A love of good food goes way back in my family.

I remember a particular conversation from childhood between my uncle’s new bride from Michigan and my grandmother Ponder, who was a southern lady if there ever was one. Mary from the north commented, “This family seems obsessed with food.” She was astounded that we discuss menu items from beloved restaurants and labor over elaborate family meals, hinting that this must be a cultural phenomenon. Even at the young age of seven, I detected a slight bit of condescension in Mary’s tone, and I was aware that my proud grandmother was not amused. Over the years, Mary came to appreciate the intricacies of our traditions.

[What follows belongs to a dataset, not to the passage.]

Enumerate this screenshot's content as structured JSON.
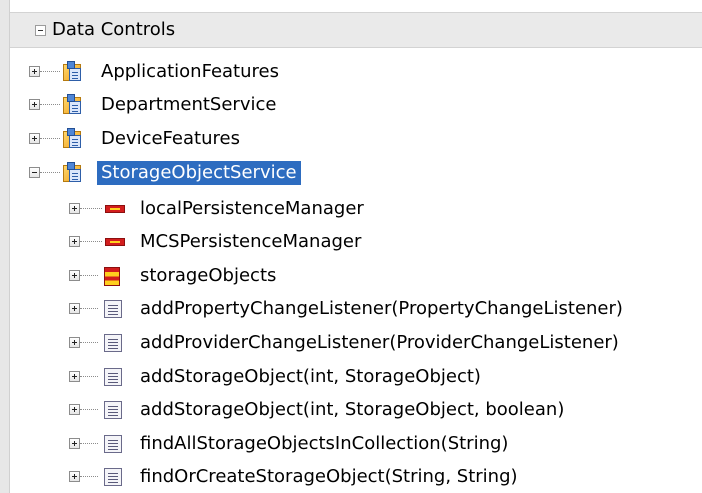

Luckily, my husband is also a foodie—maybe even more so than me! He definitely is a better cook. When we travel, dining is a large part of our entertainment. So, in conjunction with this issue’s Food Lover’s Guide, here’s a quick description of some of our favorite restaurants in the vicinity.

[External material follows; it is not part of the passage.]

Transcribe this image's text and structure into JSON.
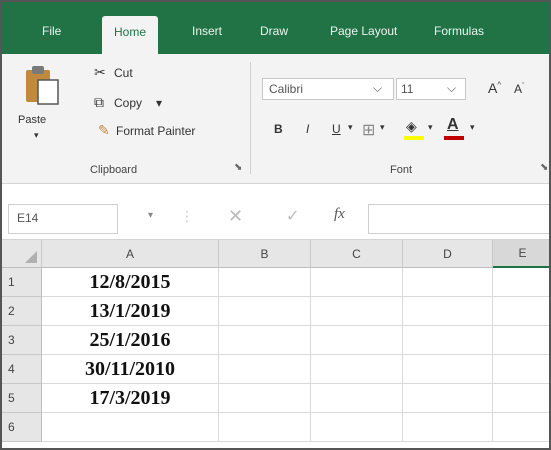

• Felicia Suzanne’s, corner of Main and Monroe, downtown Memphis. For both atmosphere and food, we love Jonesboro native Felicia Willett’s restaurant. The dishes are distinctly southern and as good as any fine dining in New Orleans. I can’t visit without having either the crispy oysters in New Orleans barbecue sauce, or the shrimp and andouille sausage sautéed in Creole sauce served over a pretty little cake of grits. Also, Felicia has a great New Year’s Eve party. A former protégé of Emeril Lagasse, check out Felicia Suzanne’s website to learn more about her interesting career.

• Tsunami, 928 South Cooper, Memphis. This little jewel in the Cooper-Young neighborhood in Mid-town is an intimate purveyor of very good Pacific-Rim cuisine. The dinner menu offers selections such as: roasted sea bass on black Thai rice with soy beurre blanc; and sea scallops with spinach-goat cheese wontons in a tomato curry sauce. There are also nightly small plates that range in price from $14 to $18. Dining al fresco is available, and Tsunami’s is also open for lunch. Get a table near the fireplace for a romantic date.

• Belmont Grill, Poplar at Mendenhall, Memphis. Just like Cheers, Belmont Grill is an old-fashioned bar and grill where everyone is treated like a regular. It is truly a haunt for East Memphians. This place has been around since the Great Depression and has the best fried shrimp and fries in Memphis. The steaks are pretty hard to beat, too. For late night dining after a concert or play, this is a great spot.

• Spindini, 383 S. Main, Memphis. For cool elegance and great people watching, Judd Grisanti’s new restaurant is a favorite. The bar is a happening meeting place and reservations are necessary. Try pollo parmigiana, a pan seared chicken dish with fresh buffalo mozzarella and a sweet pomodoro sauce over angel hair pasta.

• Meachams Restaurant, 191 Highway 62 West, Ash Flat. On the way to Lake Norfork, schedule time for a meal at this consistently good American restaurant. For breakfast, the pancakes laced with citrus zest, real butter and hot maple syrup are perfect, and one biscuit with homemade sausage gravy is a full meal. The lunch and dinner menu are identical and consistently delicious. The whole catfish is enough for two, and one order of homemade onion rings will feed four. Meachams is so good that people regularly have to wait 15 or 20 minutes for a table.

• The Green Tomato, on the square in Pocahontas. Another really good stop for Americana is this quaint, new restaurant adjacent to the historic courthouse in Pocahontas. You can’t beat the breakfast here, especially the homemade biscuits and Black River coffee cake served warm, and the lunch and dinner menus are pretty ambitious. The Green Tomato is open for dinner on Friday and Saturday evenings.